* Problem to solve
The finished copy should hold every entry exactly as given, and no pictures.

Start of Dataset content

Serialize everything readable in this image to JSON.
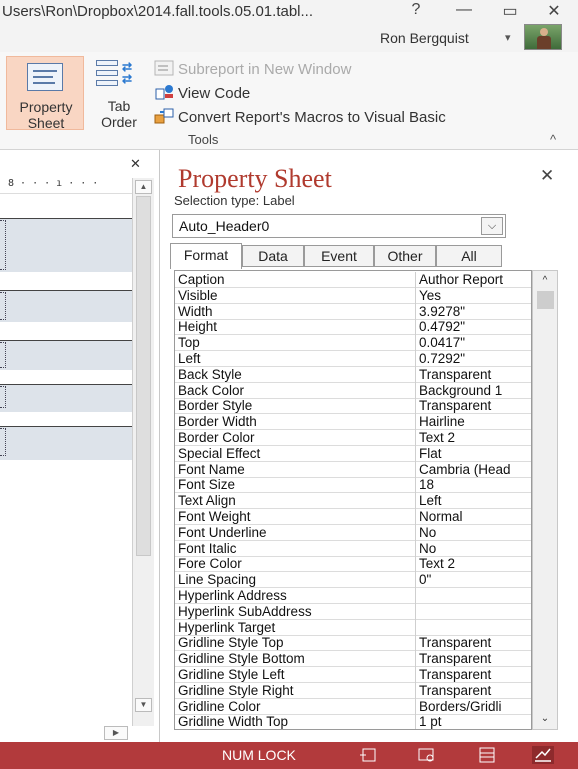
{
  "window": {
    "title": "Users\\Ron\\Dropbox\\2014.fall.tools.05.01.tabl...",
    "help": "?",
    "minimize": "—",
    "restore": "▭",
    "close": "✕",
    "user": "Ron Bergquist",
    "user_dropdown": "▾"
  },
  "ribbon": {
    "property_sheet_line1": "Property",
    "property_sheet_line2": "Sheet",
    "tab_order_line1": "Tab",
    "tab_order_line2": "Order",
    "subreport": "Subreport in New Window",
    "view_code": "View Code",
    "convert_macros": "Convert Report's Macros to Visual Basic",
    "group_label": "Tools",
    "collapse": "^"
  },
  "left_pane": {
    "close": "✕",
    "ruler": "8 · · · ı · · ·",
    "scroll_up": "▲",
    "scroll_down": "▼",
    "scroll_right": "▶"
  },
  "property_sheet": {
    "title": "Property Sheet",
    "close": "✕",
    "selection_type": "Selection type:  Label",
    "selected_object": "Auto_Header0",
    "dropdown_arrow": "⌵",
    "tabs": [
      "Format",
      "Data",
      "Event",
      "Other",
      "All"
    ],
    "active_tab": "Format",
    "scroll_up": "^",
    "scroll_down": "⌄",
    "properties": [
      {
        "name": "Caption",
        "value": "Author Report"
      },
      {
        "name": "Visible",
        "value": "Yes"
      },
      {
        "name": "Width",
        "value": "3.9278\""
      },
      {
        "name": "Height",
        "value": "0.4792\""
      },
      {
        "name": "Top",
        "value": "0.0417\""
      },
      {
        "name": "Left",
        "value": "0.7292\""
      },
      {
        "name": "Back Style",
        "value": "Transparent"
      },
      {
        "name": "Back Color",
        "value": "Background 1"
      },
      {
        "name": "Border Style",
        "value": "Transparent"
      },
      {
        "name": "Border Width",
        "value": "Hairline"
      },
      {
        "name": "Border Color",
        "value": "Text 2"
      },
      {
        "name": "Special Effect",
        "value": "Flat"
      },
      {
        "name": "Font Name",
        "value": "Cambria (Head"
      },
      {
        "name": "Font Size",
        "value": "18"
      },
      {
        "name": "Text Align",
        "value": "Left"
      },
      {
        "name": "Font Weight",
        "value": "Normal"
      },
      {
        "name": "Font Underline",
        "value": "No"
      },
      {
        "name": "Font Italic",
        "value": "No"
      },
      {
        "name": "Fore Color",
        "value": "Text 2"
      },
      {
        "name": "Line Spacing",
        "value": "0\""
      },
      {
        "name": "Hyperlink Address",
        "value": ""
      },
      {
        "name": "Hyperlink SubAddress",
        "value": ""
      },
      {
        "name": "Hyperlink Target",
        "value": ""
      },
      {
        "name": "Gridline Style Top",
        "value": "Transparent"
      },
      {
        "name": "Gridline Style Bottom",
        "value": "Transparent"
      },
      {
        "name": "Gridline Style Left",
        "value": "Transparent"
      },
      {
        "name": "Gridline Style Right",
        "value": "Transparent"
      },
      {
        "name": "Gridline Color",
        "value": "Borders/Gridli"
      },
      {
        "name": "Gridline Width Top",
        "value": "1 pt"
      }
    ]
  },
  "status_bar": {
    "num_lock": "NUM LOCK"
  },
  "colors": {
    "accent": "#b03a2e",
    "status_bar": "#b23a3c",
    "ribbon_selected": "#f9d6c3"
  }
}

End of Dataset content

* Output below
Serialize everything readable in this image to JSON.
{
  "window": {
    "title": "Users\\Ron\\Dropbox\\2014.fall.tools.05.01.tabl...",
    "help": "?",
    "minimize": "—",
    "restore": "▭",
    "close": "✕",
    "user": "Ron Bergquist",
    "user_dropdown": "▾"
  },
  "ribbon": {
    "property_sheet_line1": "Property",
    "property_sheet_line2": "Sheet",
    "tab_order_line1": "Tab",
    "tab_order_line2": "Order",
    "subreport": "Subreport in New Window",
    "view_code": "View Code",
    "convert_macros": "Convert Report's Macros to Visual Basic",
    "group_label": "Tools",
    "collapse": "^"
  },
  "left_pane": {
    "close": "✕",
    "ruler": "8 · · · ı · · ·",
    "scroll_up": "▲",
    "scroll_down": "▼",
    "scroll_right": "▶"
  },
  "property_sheet": {
    "title": "Property Sheet",
    "close": "✕",
    "selection_type": "Selection type:  Label",
    "selected_object": "Auto_Header0",
    "dropdown_arrow": "⌵",
    "tabs": [
      "Format",
      "Data",
      "Event",
      "Other",
      "All"
    ],
    "active_tab": "Format",
    "scroll_up": "^",
    "scroll_down": "⌄",
    "properties": [
      {
        "name": "Caption",
        "value": "Author Report"
      },
      {
        "name": "Visible",
        "value": "Yes"
      },
      {
        "name": "Width",
        "value": "3.9278\""
      },
      {
        "name": "Height",
        "value": "0.4792\""
      },
      {
        "name": "Top",
        "value": "0.0417\""
      },
      {
        "name": "Left",
        "value": "0.7292\""
      },
      {
        "name": "Back Style",
        "value": "Transparent"
      },
      {
        "name": "Back Color",
        "value": "Background 1"
      },
      {
        "name": "Border Style",
        "value": "Transparent"
      },
      {
        "name": "Border Width",
        "value": "Hairline"
      },
      {
        "name": "Border Color",
        "value": "Text 2"
      },
      {
        "name": "Special Effect",
        "value": "Flat"
      },
      {
        "name": "Font Name",
        "value": "Cambria (Head"
      },
      {
        "name": "Font Size",
        "value": "18"
      },
      {
        "name": "Text Align",
        "value": "Left"
      },
      {
        "name": "Font Weight",
        "value": "Normal"
      },
      {
        "name": "Font Underline",
        "value": "No"
      },
      {
        "name": "Font Italic",
        "value": "No"
      },
      {
        "name": "Fore Color",
        "value": "Text 2"
      },
      {
        "name": "Line Spacing",
        "value": "0\""
      },
      {
        "name": "Hyperlink Address",
        "value": ""
      },
      {
        "name": "Hyperlink SubAddress",
        "value": ""
      },
      {
        "name": "Hyperlink Target",
        "value": ""
      },
      {
        "name": "Gridline Style Top",
        "value": "Transparent"
      },
      {
        "name": "Gridline Style Bottom",
        "value": "Transparent"
      },
      {
        "name": "Gridline Style Left",
        "value": "Transparent"
      },
      {
        "name": "Gridline Style Right",
        "value": "Transparent"
      },
      {
        "name": "Gridline Color",
        "value": "Borders/Gridli"
      },
      {
        "name": "Gridline Width Top",
        "value": "1 pt"
      }
    ]
  },
  "status_bar": {
    "num_lock": "NUM LOCK"
  },
  "colors": {
    "accent": "#b03a2e",
    "status_bar": "#b23a3c",
    "ribbon_selected": "#f9d6c3"
  }
}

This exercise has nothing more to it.